3 traps that prevent SMEs from having effective IT strategies

Business Technology Trends & Culture - November 7th, 2003

by Nichiai

Many smaller firms have poor IT strategy despite being aware of the major role IT plays in their business. They have to address this to avoid winding up at a competitive disadvantage as other firms pull ahead.

Primarily this involves find­ing ways to ensure IT is used to support and improve business processes. When done properly this can help increase efficiency, productivity and the ability to serve customers well. To discover why SMEs become stuck, we should examine the forces at work which trap them. Once these are understood, a firm can map out an escape route.

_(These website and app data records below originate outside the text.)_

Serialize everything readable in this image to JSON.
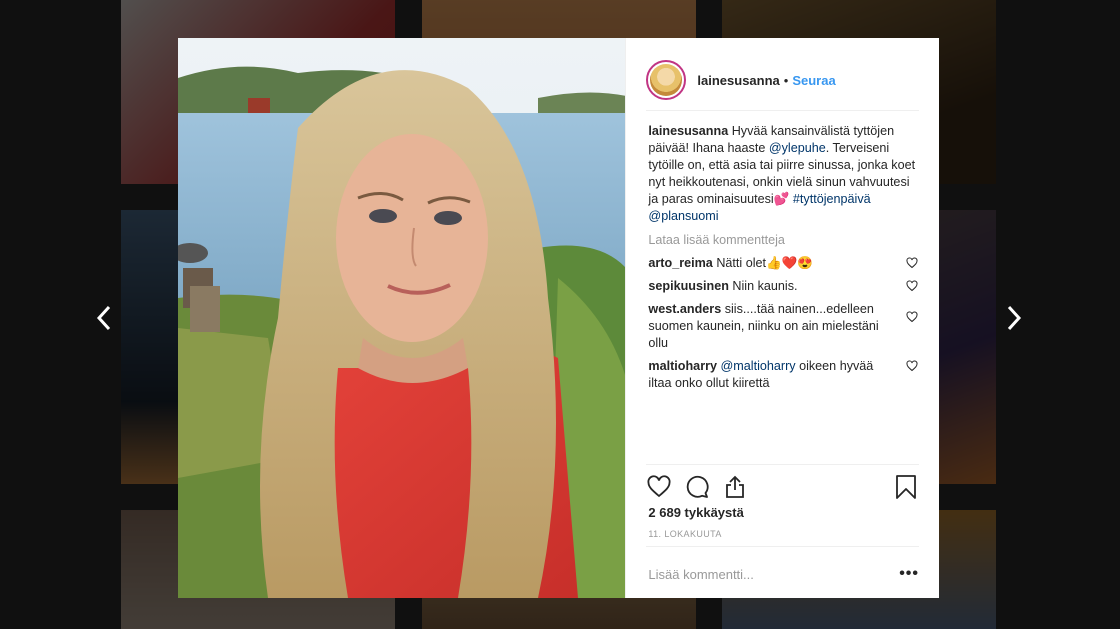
{
  "post": {
    "username": "lainesusanna",
    "separator": "•",
    "follow_label": "Seuraa",
    "caption": {
      "username": "lainesusanna",
      "text_1": "Hyvää kansainvälistä tyttöjen päivää! Ihana haaste",
      "mention_1": "@ylepuhe",
      "text_2": ". Terveiseni tytöille on, että asia tai piirre sinussa, jonka koet nyt heikkoutenasi, onkin vielä sinun vahvuutesi ja paras ominaisuutesi💕",
      "hashtag": "#tyttöjenpäivä",
      "mention_2": "@plansuomi"
    },
    "load_more": "Lataa lisää kommentteja",
    "comments": [
      {
        "username": "arto_reima",
        "text": "Nätti olet👍❤️😍"
      },
      {
        "username": "sepikuusinen",
        "text": "Niin kaunis."
      },
      {
        "username": "west.anders",
        "text": "siis....tää nainen...edelleen suomen kaunein, niinku on ain mielestäni ollu"
      },
      {
        "username": "maltioharry",
        "mention": "@maltioharry",
        "text": "oikeen hyvää iltaa onko ollut kiirettä"
      }
    ],
    "likes": "2 689 tykkäystä",
    "date": "11. LOKAKUUTA",
    "comment_placeholder": "Lisää kommentti...",
    "more_label": "•••"
  },
  "icons": {
    "like": "heart-icon",
    "comment": "comment-icon",
    "share": "share-icon",
    "save": "bookmark-icon",
    "prev": "chevron-left-icon",
    "next": "chevron-right-icon"
  },
  "colors": {
    "link": "#3897f0",
    "mention": "#003569",
    "text": "#262626",
    "muted": "#999999"
  }
}
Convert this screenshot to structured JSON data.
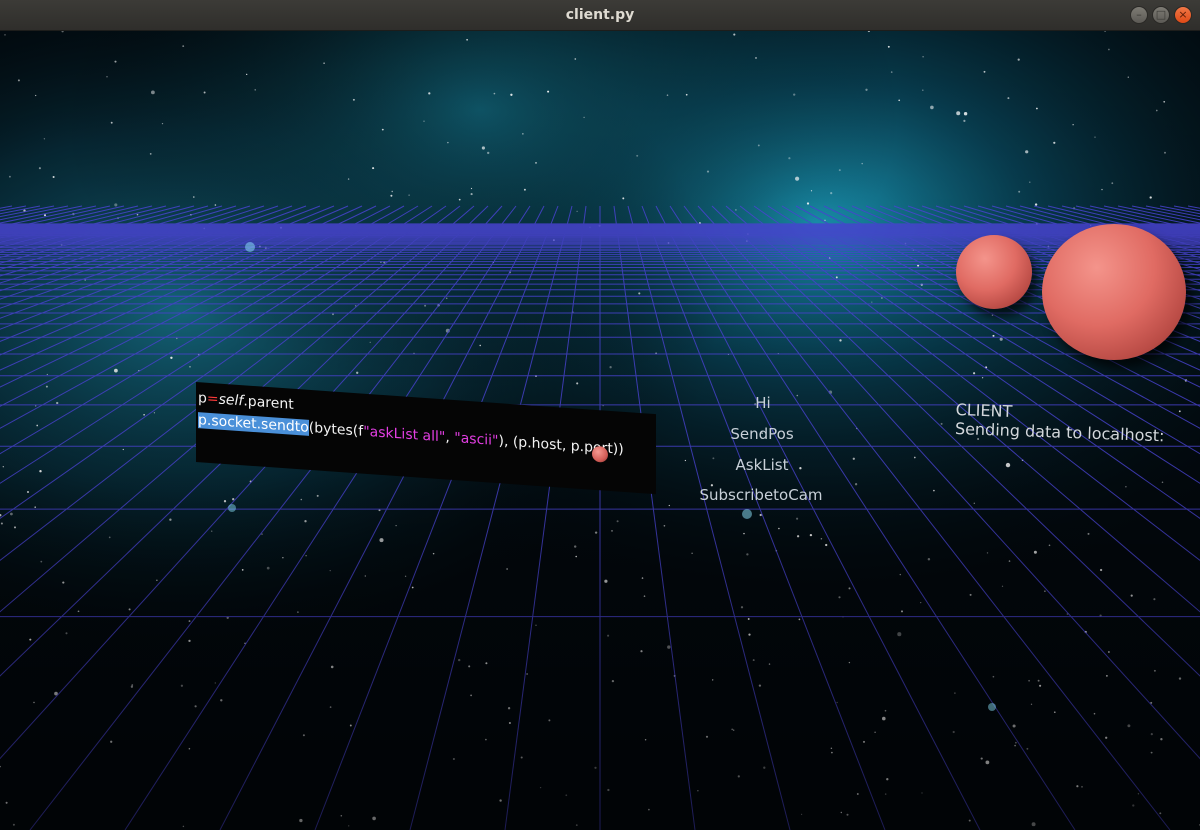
{
  "window": {
    "title": "client.py",
    "buttons": [
      "–",
      "□",
      "×"
    ]
  },
  "code_panel": {
    "line1": {
      "prefix": "p",
      "cursor": "=",
      "keyword": "self",
      "rest": ".parent"
    },
    "line2": {
      "selected": "p.socket.sendto",
      "part1": "(bytes(f",
      "str1": "\"askList all\"",
      "part2": ", ",
      "str2": "\"ascii\"",
      "part3": "), (p.host, p.port))"
    }
  },
  "menu": {
    "items": [
      "Hi",
      "SendPos",
      "AskList",
      "SubscribetoCam"
    ]
  },
  "client_panel": {
    "title": "CLIENT",
    "status": "Sending data to localhost:"
  },
  "colors": {
    "grid": "#4b46d8",
    "sphere": "#e06b63",
    "string": "#e23ee2",
    "selection": "#4a90d9"
  }
}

Trap 1: The need to con­serve funds

The pressure to minimize costs combined with inevitable cash-flow concerns causes small firms to wait as long as possible before investing in new hardware or software.

Consequently, they make do with sub-optimal equipment and, often, mismatched and outdated operating systems that pre­vent the use of the latest applica­tions. This “minimize costs” pressure also causes plenty of firms to make ill-advised deci­sions with regard to support for IT systems.

Some subscribe to the “go without” philosophy and do not retain support. Another common route is to rely on the per­son in-house who knows most about IT to provide the support. The main downside to this is they are often pulled away from what they should really be doing, and they generally do not have the required skill-set to carry out the role efficiently.

All of these routes can end up costing more money than they save, through increased time spent trouble-shooting, produc­tivity losses and missed opportu­nities. These are hidden costs, but checking into them can help lead to informed decisions on the optimal solution, rather than the short-termism of the cheapest solution.

Also, while it may be difficult to get good prices directly, firms can purchase through a third party that can avail of better pric­ing and pass on some of the sav­ing. In addition to saving money, this can enable a company to:
• Stop buying cheap, soon-to-be-obsolete hardware.
• Be more “future-proof,” and retire machines periodically.
• Use newer applications with the benefits of increased capabilities and productivity.

Trap 2: Lack of security and backup

Even the best hardware can fail – and if there is no data backup, huge damage can result. Nichiai was once retained by a client that had failed to ensure its backup system was running smoothly and, after a server failed, three years of critical data was thought lost. The resulting disaster recov­ery project managed to restore all of the data, less two weeks of it. However, huge cost, especially in lost business, could have been avoided with proper ongoing IT investment.

Failure of hardware over time is guaranteed.

Damage caused by viruses or the hacking of unprotected sys­tems is also often overlooked. The only easy solution for this lack of IT knowledge is to build a rela­tionship with a firm you can trust to give you good advice, or to hire somebody with it – the former is certainly the cheaper option.

Trap 3: Being unaware of shifts in the competitive landscape

Historically, customer care has been a characteristic of smaller firms more than one of larger firms. But Customer Relationship Management (CRM) is changing this. It gives any firm the ability to have faster response times and better know­ledge of their customers.

While the key word is “rela­tionship,” which is still very much human, CRM applications are enabling larger firms to make customer care the next competitive arena.

Smaller firms, therefore, risk losing their edge unless they adopt applications to support their CRM processes. Realization of this shift in the competitive arena is a key step in avoiding the trap.

Historically, customer care has been a characteristic of smaller firms more than one of larger firms. But Customer Relationship Management (CRM) is changing this. It gives any firm the ability to have faster response times and better know­ledge of their customers.

The pressure to minimize costs combined with inevitable cash-flow concerns causes small firms to wait as long as possible before investing in new hardware or software.